** What to do **
Where a line of the records holds the string "Save", copy that line.

** Material provided **

◇ ◇ ◇ ◇ ◇

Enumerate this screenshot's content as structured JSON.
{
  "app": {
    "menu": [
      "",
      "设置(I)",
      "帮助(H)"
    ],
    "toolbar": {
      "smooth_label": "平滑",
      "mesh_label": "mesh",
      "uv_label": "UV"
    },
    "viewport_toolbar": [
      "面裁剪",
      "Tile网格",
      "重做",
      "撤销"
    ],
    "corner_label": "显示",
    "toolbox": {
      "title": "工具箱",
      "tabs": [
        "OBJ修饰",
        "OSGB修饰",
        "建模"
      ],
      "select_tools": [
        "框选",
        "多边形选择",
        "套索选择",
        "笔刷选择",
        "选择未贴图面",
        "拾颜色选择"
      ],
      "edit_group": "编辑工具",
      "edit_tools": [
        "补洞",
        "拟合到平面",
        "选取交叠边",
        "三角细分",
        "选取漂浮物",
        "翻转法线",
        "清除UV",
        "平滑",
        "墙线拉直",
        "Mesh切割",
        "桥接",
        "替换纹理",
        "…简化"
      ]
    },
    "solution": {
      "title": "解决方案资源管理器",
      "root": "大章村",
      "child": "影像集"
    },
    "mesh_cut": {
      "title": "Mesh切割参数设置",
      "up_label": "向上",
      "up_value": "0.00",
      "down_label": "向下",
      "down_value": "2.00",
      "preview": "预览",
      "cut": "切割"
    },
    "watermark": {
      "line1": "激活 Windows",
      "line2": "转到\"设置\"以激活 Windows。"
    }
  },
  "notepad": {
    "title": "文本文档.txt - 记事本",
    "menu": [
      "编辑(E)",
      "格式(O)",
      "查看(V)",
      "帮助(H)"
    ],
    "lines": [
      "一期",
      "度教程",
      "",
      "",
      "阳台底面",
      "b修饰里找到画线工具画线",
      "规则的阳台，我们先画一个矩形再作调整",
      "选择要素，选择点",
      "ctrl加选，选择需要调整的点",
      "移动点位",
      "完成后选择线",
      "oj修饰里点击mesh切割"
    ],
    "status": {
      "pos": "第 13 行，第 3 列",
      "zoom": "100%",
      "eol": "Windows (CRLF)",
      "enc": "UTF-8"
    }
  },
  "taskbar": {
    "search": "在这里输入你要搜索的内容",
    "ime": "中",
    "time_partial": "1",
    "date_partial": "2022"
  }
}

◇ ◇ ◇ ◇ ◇

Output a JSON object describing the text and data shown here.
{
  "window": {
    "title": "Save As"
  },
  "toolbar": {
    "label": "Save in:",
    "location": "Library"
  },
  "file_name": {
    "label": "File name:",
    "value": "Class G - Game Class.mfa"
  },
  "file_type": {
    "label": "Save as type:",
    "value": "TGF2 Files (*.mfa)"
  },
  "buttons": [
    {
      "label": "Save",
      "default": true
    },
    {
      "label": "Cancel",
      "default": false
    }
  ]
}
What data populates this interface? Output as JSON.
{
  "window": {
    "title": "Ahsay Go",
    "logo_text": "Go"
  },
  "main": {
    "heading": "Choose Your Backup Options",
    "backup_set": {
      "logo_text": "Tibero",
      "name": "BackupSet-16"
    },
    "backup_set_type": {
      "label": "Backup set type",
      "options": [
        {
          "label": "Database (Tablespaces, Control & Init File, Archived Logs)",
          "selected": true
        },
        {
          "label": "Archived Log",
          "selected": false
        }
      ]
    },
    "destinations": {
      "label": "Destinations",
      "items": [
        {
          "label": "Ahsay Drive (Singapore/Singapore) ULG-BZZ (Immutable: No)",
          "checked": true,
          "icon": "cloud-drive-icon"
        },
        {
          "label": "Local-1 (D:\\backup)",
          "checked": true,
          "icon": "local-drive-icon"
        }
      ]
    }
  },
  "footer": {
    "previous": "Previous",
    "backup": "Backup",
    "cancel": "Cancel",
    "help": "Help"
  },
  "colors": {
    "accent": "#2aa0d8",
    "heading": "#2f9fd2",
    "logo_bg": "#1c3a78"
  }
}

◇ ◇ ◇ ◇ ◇

** Answer for this exercise **
    "title": "Save As"
    "label": "Save in:",
    "label": "Save as type:",
      "label": "Save",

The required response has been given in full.